[Items from an interface collection]
=== Begin Enclosure ===

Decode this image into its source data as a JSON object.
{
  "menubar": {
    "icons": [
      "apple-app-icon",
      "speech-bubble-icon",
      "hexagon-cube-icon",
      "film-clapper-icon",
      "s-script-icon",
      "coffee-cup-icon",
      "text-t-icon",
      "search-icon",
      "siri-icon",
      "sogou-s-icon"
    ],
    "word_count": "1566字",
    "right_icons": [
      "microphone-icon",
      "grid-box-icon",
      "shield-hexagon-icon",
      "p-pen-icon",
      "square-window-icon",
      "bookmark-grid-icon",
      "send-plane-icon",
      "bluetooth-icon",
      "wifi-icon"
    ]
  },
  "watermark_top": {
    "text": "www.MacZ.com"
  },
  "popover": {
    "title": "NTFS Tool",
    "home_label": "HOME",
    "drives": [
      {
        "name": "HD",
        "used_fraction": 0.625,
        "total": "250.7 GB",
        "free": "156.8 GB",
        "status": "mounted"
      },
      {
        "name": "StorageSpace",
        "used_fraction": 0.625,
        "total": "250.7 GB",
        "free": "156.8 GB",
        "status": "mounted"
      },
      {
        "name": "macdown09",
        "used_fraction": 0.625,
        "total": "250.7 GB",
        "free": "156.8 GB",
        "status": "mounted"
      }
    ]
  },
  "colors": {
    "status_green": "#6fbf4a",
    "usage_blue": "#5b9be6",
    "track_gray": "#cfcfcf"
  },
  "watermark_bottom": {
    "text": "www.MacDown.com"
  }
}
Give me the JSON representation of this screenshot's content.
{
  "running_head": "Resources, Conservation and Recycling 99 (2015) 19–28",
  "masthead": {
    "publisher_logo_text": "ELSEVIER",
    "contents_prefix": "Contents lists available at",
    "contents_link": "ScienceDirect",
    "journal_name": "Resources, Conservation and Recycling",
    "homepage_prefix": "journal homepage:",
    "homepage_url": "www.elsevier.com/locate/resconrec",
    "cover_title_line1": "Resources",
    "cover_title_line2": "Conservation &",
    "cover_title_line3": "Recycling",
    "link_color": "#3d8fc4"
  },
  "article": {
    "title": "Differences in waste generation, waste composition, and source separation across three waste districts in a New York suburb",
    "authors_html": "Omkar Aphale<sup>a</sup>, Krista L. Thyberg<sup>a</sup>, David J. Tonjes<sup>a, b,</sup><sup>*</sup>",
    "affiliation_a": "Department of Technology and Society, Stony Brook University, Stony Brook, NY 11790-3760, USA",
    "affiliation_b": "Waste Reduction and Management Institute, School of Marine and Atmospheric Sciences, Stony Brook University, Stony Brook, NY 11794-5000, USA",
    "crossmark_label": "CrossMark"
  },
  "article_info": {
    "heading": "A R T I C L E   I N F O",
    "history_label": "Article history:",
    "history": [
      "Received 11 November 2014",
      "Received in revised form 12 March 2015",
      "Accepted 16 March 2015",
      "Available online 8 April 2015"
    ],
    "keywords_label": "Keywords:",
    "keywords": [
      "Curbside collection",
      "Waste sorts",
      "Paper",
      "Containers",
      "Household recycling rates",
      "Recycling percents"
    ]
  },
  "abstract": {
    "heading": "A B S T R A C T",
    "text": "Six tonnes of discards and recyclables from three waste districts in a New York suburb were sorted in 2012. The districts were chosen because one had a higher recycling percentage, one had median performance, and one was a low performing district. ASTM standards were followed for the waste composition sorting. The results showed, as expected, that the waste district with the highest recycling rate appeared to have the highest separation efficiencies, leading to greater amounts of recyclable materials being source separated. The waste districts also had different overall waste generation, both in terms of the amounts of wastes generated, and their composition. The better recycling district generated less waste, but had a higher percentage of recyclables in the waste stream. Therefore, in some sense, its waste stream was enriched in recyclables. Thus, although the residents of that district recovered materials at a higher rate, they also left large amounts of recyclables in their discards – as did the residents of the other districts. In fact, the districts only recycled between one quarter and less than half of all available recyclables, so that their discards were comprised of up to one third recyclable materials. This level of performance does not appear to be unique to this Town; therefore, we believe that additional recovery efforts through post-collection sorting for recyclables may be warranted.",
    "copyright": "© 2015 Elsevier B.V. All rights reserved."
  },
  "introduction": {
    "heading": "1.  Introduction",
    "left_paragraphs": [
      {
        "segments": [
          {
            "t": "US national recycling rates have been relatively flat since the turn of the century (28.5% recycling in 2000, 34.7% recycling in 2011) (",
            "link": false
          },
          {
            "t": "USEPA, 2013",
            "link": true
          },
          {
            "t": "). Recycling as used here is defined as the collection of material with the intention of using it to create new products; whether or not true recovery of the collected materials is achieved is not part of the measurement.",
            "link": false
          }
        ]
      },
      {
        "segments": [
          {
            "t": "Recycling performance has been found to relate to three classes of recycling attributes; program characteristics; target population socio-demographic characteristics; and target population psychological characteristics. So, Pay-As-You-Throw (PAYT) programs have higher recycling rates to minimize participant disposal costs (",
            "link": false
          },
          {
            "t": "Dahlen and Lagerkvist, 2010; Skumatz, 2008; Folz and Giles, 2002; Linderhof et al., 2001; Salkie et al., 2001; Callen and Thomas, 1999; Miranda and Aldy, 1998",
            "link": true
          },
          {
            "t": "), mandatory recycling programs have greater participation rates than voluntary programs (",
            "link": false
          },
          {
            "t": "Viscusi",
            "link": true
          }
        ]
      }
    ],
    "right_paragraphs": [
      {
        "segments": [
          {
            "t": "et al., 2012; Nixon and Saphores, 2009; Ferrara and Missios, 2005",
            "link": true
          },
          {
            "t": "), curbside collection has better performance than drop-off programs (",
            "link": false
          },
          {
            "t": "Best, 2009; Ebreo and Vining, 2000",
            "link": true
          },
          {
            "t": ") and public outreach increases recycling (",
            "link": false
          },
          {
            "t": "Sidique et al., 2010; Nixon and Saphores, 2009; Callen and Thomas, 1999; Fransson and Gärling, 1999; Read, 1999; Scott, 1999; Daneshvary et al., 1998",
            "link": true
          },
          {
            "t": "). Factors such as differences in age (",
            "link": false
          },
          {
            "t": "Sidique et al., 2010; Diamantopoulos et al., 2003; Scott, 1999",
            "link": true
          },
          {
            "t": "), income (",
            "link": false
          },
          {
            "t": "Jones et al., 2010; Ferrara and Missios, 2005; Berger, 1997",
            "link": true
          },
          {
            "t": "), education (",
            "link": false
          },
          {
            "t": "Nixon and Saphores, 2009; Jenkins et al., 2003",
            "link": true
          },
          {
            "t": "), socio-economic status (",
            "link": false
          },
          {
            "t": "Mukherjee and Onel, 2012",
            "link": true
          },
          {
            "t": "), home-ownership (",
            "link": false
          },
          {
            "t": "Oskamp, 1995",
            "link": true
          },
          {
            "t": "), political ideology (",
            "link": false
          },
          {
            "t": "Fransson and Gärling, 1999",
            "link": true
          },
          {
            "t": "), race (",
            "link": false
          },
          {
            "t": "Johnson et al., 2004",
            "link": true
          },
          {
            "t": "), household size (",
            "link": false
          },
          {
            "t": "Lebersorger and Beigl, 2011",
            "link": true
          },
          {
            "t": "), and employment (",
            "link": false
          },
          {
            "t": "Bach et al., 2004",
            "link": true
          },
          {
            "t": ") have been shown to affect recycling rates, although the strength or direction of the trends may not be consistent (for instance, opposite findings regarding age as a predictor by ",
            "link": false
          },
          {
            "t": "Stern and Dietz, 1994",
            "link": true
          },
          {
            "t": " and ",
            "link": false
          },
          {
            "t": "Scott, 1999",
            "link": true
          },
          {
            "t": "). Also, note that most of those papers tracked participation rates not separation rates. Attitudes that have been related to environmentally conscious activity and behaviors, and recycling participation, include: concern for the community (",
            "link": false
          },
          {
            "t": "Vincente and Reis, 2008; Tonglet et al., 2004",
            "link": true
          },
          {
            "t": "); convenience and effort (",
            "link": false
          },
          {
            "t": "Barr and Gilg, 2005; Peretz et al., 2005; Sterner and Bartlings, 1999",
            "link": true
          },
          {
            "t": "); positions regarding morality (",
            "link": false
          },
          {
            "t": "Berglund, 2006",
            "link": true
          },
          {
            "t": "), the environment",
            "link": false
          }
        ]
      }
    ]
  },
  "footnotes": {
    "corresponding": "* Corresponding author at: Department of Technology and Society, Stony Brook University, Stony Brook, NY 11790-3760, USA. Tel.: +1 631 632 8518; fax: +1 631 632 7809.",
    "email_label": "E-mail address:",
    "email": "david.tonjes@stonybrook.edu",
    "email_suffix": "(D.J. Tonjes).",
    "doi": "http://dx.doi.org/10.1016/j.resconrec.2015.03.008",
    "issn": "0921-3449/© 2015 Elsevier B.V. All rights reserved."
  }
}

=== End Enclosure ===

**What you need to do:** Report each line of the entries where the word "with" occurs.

**Task response:**
    "text": "Six tonnes of discards and recyclables from three waste districts in a New York suburb were sorted in 2012. The districts were chosen because one had a higher recycling percentage, one had median performance, and one was a low performing district. ASTM standards were followed for the waste composition sorting. The results showed, as expected, that the waste district with the highest recycling rate appeared to have the highest separation efficiencies, leading to greater amounts of recyclable materials being source separated. The waste districts also had different overall waste generation, both in terms of the amounts of wastes generated, and their composition. The better recycling district generated less waste, but had a higher percentage of recyclables in the waste stream. Therefore, in some sense, its waste stream was enriched in recyclables. Thus, although the residents of that district recovered materials at a higher rate, they also left large amounts of recyclables in their discards – as did the residents of the other districts. In fact, the districts only recycled between one quarter and less than half of all available recyclables, so that their discards were comprised of up to one third recyclable materials. This level of performance does not appear to be unique to this Town; therefore, we believe that additional recovery efforts through post-collection sorting for recyclables may be warranted.",
            "t": "). Recycling as used here is defined as the collection of material with the intention of using it to create new products; whether or not true recovery of the collected materials is achieved is not part of the measurement.",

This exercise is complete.